▸ Activity
Everything in the listing below has to be repeated exactly, except the pictures.
------------------------------------
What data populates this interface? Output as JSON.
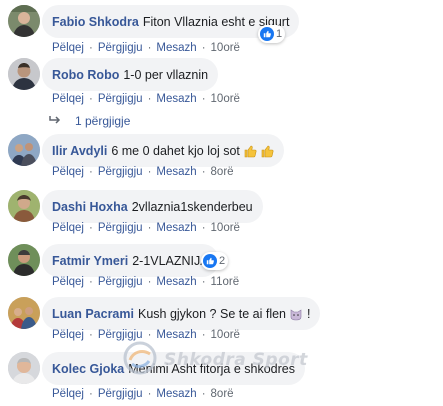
{
  "actions": {
    "like": "Pëlqej",
    "reply": "Përgjigju",
    "message": "Mesazh",
    "separator": "·"
  },
  "comments": [
    {
      "author": "Fabio Shkodra",
      "text": "Fiton Vllaznia esht e sigurt",
      "time": "10orë",
      "reactions": "1"
    },
    {
      "author": "Robo Robo",
      "text": "1-0 per vllaznin",
      "time": "10orë",
      "replies_link": "1 përgjigje"
    },
    {
      "author": "Ilir Avdyli",
      "text": "6 me 0 dahet kjo loj sot",
      "time": "8orë"
    },
    {
      "author": "Dashi Hoxha",
      "text": "2vllaznia1skenderbeu",
      "time": "10orë"
    },
    {
      "author": "Fatmir Ymeri",
      "text": "2-1VLAZNIJA",
      "time": "11orë",
      "reactions": "2"
    },
    {
      "author": "Luan Pacrami",
      "text": "Kush gjykon ? Se te ai flen",
      "text_end": "!",
      "time": "10orë"
    },
    {
      "author": "Kolec Gjoka",
      "text": "Menimi Asht fitorja e shkodres",
      "time": "8orë"
    }
  ],
  "watermark": {
    "text": "Shkodra Sport"
  },
  "colors": {
    "link": "#385898",
    "bubble": "#f2f3f5",
    "meta": "#606770",
    "like": "#1877f2"
  }
}
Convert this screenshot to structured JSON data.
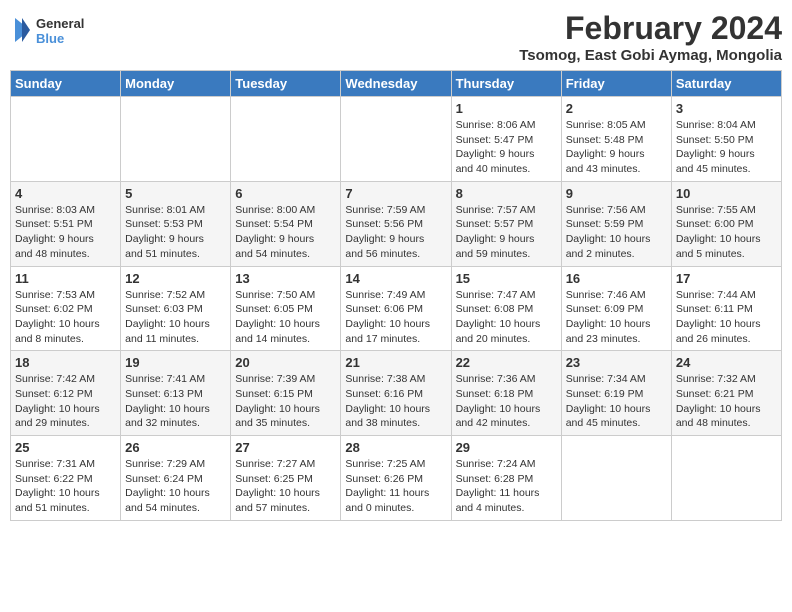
{
  "logo": {
    "line1": "General",
    "line2": "Blue"
  },
  "title": "February 2024",
  "location": "Tsomog, East Gobi Aymag, Mongolia",
  "days_of_week": [
    "Sunday",
    "Monday",
    "Tuesday",
    "Wednesday",
    "Thursday",
    "Friday",
    "Saturday"
  ],
  "weeks": [
    [
      {
        "day": "",
        "info": ""
      },
      {
        "day": "",
        "info": ""
      },
      {
        "day": "",
        "info": ""
      },
      {
        "day": "",
        "info": ""
      },
      {
        "day": "1",
        "info": "Sunrise: 8:06 AM\nSunset: 5:47 PM\nDaylight: 9 hours\nand 40 minutes."
      },
      {
        "day": "2",
        "info": "Sunrise: 8:05 AM\nSunset: 5:48 PM\nDaylight: 9 hours\nand 43 minutes."
      },
      {
        "day": "3",
        "info": "Sunrise: 8:04 AM\nSunset: 5:50 PM\nDaylight: 9 hours\nand 45 minutes."
      }
    ],
    [
      {
        "day": "4",
        "info": "Sunrise: 8:03 AM\nSunset: 5:51 PM\nDaylight: 9 hours\nand 48 minutes."
      },
      {
        "day": "5",
        "info": "Sunrise: 8:01 AM\nSunset: 5:53 PM\nDaylight: 9 hours\nand 51 minutes."
      },
      {
        "day": "6",
        "info": "Sunrise: 8:00 AM\nSunset: 5:54 PM\nDaylight: 9 hours\nand 54 minutes."
      },
      {
        "day": "7",
        "info": "Sunrise: 7:59 AM\nSunset: 5:56 PM\nDaylight: 9 hours\nand 56 minutes."
      },
      {
        "day": "8",
        "info": "Sunrise: 7:57 AM\nSunset: 5:57 PM\nDaylight: 9 hours\nand 59 minutes."
      },
      {
        "day": "9",
        "info": "Sunrise: 7:56 AM\nSunset: 5:59 PM\nDaylight: 10 hours\nand 2 minutes."
      },
      {
        "day": "10",
        "info": "Sunrise: 7:55 AM\nSunset: 6:00 PM\nDaylight: 10 hours\nand 5 minutes."
      }
    ],
    [
      {
        "day": "11",
        "info": "Sunrise: 7:53 AM\nSunset: 6:02 PM\nDaylight: 10 hours\nand 8 minutes."
      },
      {
        "day": "12",
        "info": "Sunrise: 7:52 AM\nSunset: 6:03 PM\nDaylight: 10 hours\nand 11 minutes."
      },
      {
        "day": "13",
        "info": "Sunrise: 7:50 AM\nSunset: 6:05 PM\nDaylight: 10 hours\nand 14 minutes."
      },
      {
        "day": "14",
        "info": "Sunrise: 7:49 AM\nSunset: 6:06 PM\nDaylight: 10 hours\nand 17 minutes."
      },
      {
        "day": "15",
        "info": "Sunrise: 7:47 AM\nSunset: 6:08 PM\nDaylight: 10 hours\nand 20 minutes."
      },
      {
        "day": "16",
        "info": "Sunrise: 7:46 AM\nSunset: 6:09 PM\nDaylight: 10 hours\nand 23 minutes."
      },
      {
        "day": "17",
        "info": "Sunrise: 7:44 AM\nSunset: 6:11 PM\nDaylight: 10 hours\nand 26 minutes."
      }
    ],
    [
      {
        "day": "18",
        "info": "Sunrise: 7:42 AM\nSunset: 6:12 PM\nDaylight: 10 hours\nand 29 minutes."
      },
      {
        "day": "19",
        "info": "Sunrise: 7:41 AM\nSunset: 6:13 PM\nDaylight: 10 hours\nand 32 minutes."
      },
      {
        "day": "20",
        "info": "Sunrise: 7:39 AM\nSunset: 6:15 PM\nDaylight: 10 hours\nand 35 minutes."
      },
      {
        "day": "21",
        "info": "Sunrise: 7:38 AM\nSunset: 6:16 PM\nDaylight: 10 hours\nand 38 minutes."
      },
      {
        "day": "22",
        "info": "Sunrise: 7:36 AM\nSunset: 6:18 PM\nDaylight: 10 hours\nand 42 minutes."
      },
      {
        "day": "23",
        "info": "Sunrise: 7:34 AM\nSunset: 6:19 PM\nDaylight: 10 hours\nand 45 minutes."
      },
      {
        "day": "24",
        "info": "Sunrise: 7:32 AM\nSunset: 6:21 PM\nDaylight: 10 hours\nand 48 minutes."
      }
    ],
    [
      {
        "day": "25",
        "info": "Sunrise: 7:31 AM\nSunset: 6:22 PM\nDaylight: 10 hours\nand 51 minutes."
      },
      {
        "day": "26",
        "info": "Sunrise: 7:29 AM\nSunset: 6:24 PM\nDaylight: 10 hours\nand 54 minutes."
      },
      {
        "day": "27",
        "info": "Sunrise: 7:27 AM\nSunset: 6:25 PM\nDaylight: 10 hours\nand 57 minutes."
      },
      {
        "day": "28",
        "info": "Sunrise: 7:25 AM\nSunset: 6:26 PM\nDaylight: 11 hours\nand 0 minutes."
      },
      {
        "day": "29",
        "info": "Sunrise: 7:24 AM\nSunset: 6:28 PM\nDaylight: 11 hours\nand 4 minutes."
      },
      {
        "day": "",
        "info": ""
      },
      {
        "day": "",
        "info": ""
      }
    ]
  ]
}
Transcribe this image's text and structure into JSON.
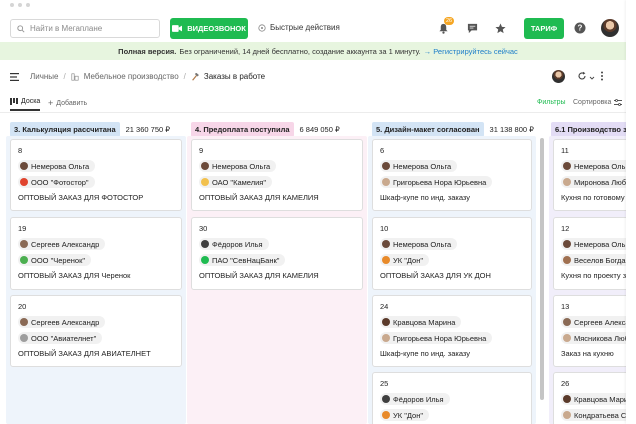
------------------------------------
▸ Your response
What data populates this interface? Output as JSON.
{
  "actions": {
    "like": "Pëlqej",
    "reply": "Përgjigju",
    "message": "Mesazh",
    "separator": "·"
  },
  "comments": [
    {
      "author": "Fabio Shkodra",
      "text": "Fiton Vllaznia esht e sigurt",
      "time": "10orë",
      "reactions": "1"
    },
    {
      "author": "Robo Robo",
      "text": "1-0 per vllaznin",
      "time": "10orë",
      "replies_link": "1 përgjigje"
    },
    {
      "author": "Ilir Avdyli",
      "text": "6 me 0 dahet kjo loj sot",
      "time": "8orë"
    },
    {
      "author": "Dashi Hoxha",
      "text": "2vllaznia1skenderbeu",
      "time": "10orë"
    },
    {
      "author": "Fatmir Ymeri",
      "text": "2-1VLAZNIJA",
      "time": "11orë",
      "reactions": "2"
    },
    {
      "author": "Luan Pacrami",
      "text": "Kush gjykon ? Se te ai flen",
      "text_end": "!",
      "time": "10orë"
    },
    {
      "author": "Kolec Gjoka",
      "text": "Menimi Asht fitorja e shkodres",
      "time": "8orë"
    }
  ],
  "watermark": {
    "text": "Shkodra Sport"
  },
  "colors": {
    "link": "#385898",
    "bubble": "#f2f3f5",
    "meta": "#606770",
    "like": "#1877f2"
  }
}
Convert this screenshot to structured JSON data.
{
  "logo": {
    "line1": "General",
    "line2": "Blue"
  },
  "title": "February 2024",
  "location": "Tsomog, East Gobi Aymag, Mongolia",
  "days_of_week": [
    "Sunday",
    "Monday",
    "Tuesday",
    "Wednesday",
    "Thursday",
    "Friday",
    "Saturday"
  ],
  "weeks": [
    [
      {
        "day": "",
        "info": ""
      },
      {
        "day": "",
        "info": ""
      },
      {
        "day": "",
        "info": ""
      },
      {
        "day": "",
        "info": ""
      },
      {
        "day": "1",
        "info": "Sunrise: 8:06 AM\nSunset: 5:47 PM\nDaylight: 9 hours\nand 40 minutes."
      },
      {
        "day": "2",
        "info": "Sunrise: 8:05 AM\nSunset: 5:48 PM\nDaylight: 9 hours\nand 43 minutes."
      },
      {
        "day": "3",
        "info": "Sunrise: 8:04 AM\nSunset: 5:50 PM\nDaylight: 9 hours\nand 45 minutes."
      }
    ],
    [
      {
        "day": "4",
        "info": "Sunrise: 8:03 AM\nSunset: 5:51 PM\nDaylight: 9 hours\nand 48 minutes."
      },
      {
        "day": "5",
        "info": "Sunrise: 8:01 AM\nSunset: 5:53 PM\nDaylight: 9 hours\nand 51 minutes."
      },
      {
        "day": "6",
        "info": "Sunrise: 8:00 AM\nSunset: 5:54 PM\nDaylight: 9 hours\nand 54 minutes."
      },
      {
        "day": "7",
        "info": "Sunrise: 7:59 AM\nSunset: 5:56 PM\nDaylight: 9 hours\nand 56 minutes."
      },
      {
        "day": "8",
        "info": "Sunrise: 7:57 AM\nSunset: 5:57 PM\nDaylight: 9 hours\nand 59 minutes."
      },
      {
        "day": "9",
        "info": "Sunrise: 7:56 AM\nSunset: 5:59 PM\nDaylight: 10 hours\nand 2 minutes."
      },
      {
        "day": "10",
        "info": "Sunrise: 7:55 AM\nSunset: 6:00 PM\nDaylight: 10 hours\nand 5 minutes."
      }
    ],
    [
      {
        "day": "11",
        "info": "Sunrise: 7:53 AM\nSunset: 6:02 PM\nDaylight: 10 hours\nand 8 minutes."
      },
      {
        "day": "12",
        "info": "Sunrise: 7:52 AM\nSunset: 6:03 PM\nDaylight: 10 hours\nand 11 minutes."
      },
      {
        "day": "13",
        "info": "Sunrise: 7:50 AM\nSunset: 6:05 PM\nDaylight: 10 hours\nand 14 minutes."
      },
      {
        "day": "14",
        "info": "Sunrise: 7:49 AM\nSunset: 6:06 PM\nDaylight: 10 hours\nand 17 minutes."
      },
      {
        "day": "15",
        "info": "Sunrise: 7:47 AM\nSunset: 6:08 PM\nDaylight: 10 hours\nand 20 minutes."
      },
      {
        "day": "16",
        "info": "Sunrise: 7:46 AM\nSunset: 6:09 PM\nDaylight: 10 hours\nand 23 minutes."
      },
      {
        "day": "17",
        "info": "Sunrise: 7:44 AM\nSunset: 6:11 PM\nDaylight: 10 hours\nand 26 minutes."
      }
    ],
    [
      {
        "day": "18",
        "info": "Sunrise: 7:42 AM\nSunset: 6:12 PM\nDaylight: 10 hours\nand 29 minutes."
      },
      {
        "day": "19",
        "info": "Sunrise: 7:41 AM\nSunset: 6:13 PM\nDaylight: 10 hours\nand 32 minutes."
      },
      {
        "day": "20",
        "info": "Sunrise: 7:39 AM\nSunset: 6:15 PM\nDaylight: 10 hours\nand 35 minutes."
      },
      {
        "day": "21",
        "info": "Sunrise: 7:38 AM\nSunset: 6:16 PM\nDaylight: 10 hours\nand 38 minutes."
      },
      {
        "day": "22",
        "info": "Sunrise: 7:36 AM\nSunset: 6:18 PM\nDaylight: 10 hours\nand 42 minutes."
      },
      {
        "day": "23",
        "info": "Sunrise: 7:34 AM\nSunset: 6:19 PM\nDaylight: 10 hours\nand 45 minutes."
      },
      {
        "day": "24",
        "info": "Sunrise: 7:32 AM\nSunset: 6:21 PM\nDaylight: 10 hours\nand 48 minutes."
      }
    ],
    [
      {
        "day": "25",
        "info": "Sunrise: 7:31 AM\nSunset: 6:22 PM\nDaylight: 10 hours\nand 51 minutes."
      },
      {
        "day": "26",
        "info": "Sunrise: 7:29 AM\nSunset: 6:24 PM\nDaylight: 10 hours\nand 54 minutes."
      },
      {
        "day": "27",
        "info": "Sunrise: 7:27 AM\nSunset: 6:25 PM\nDaylight: 10 hours\nand 57 minutes."
      },
      {
        "day": "28",
        "info": "Sunrise: 7:25 AM\nSunset: 6:26 PM\nDaylight: 11 hours\nand 0 minutes."
      },
      {
        "day": "29",
        "info": "Sunrise: 7:24 AM\nSunset: 6:28 PM\nDaylight: 11 hours\nand 4 minutes."
      },
      {
        "day": "",
        "info": ""
      },
      {
        "day": "",
        "info": ""
      }
    ]
  ]
}
Transcribe this image's text and structure into JSON.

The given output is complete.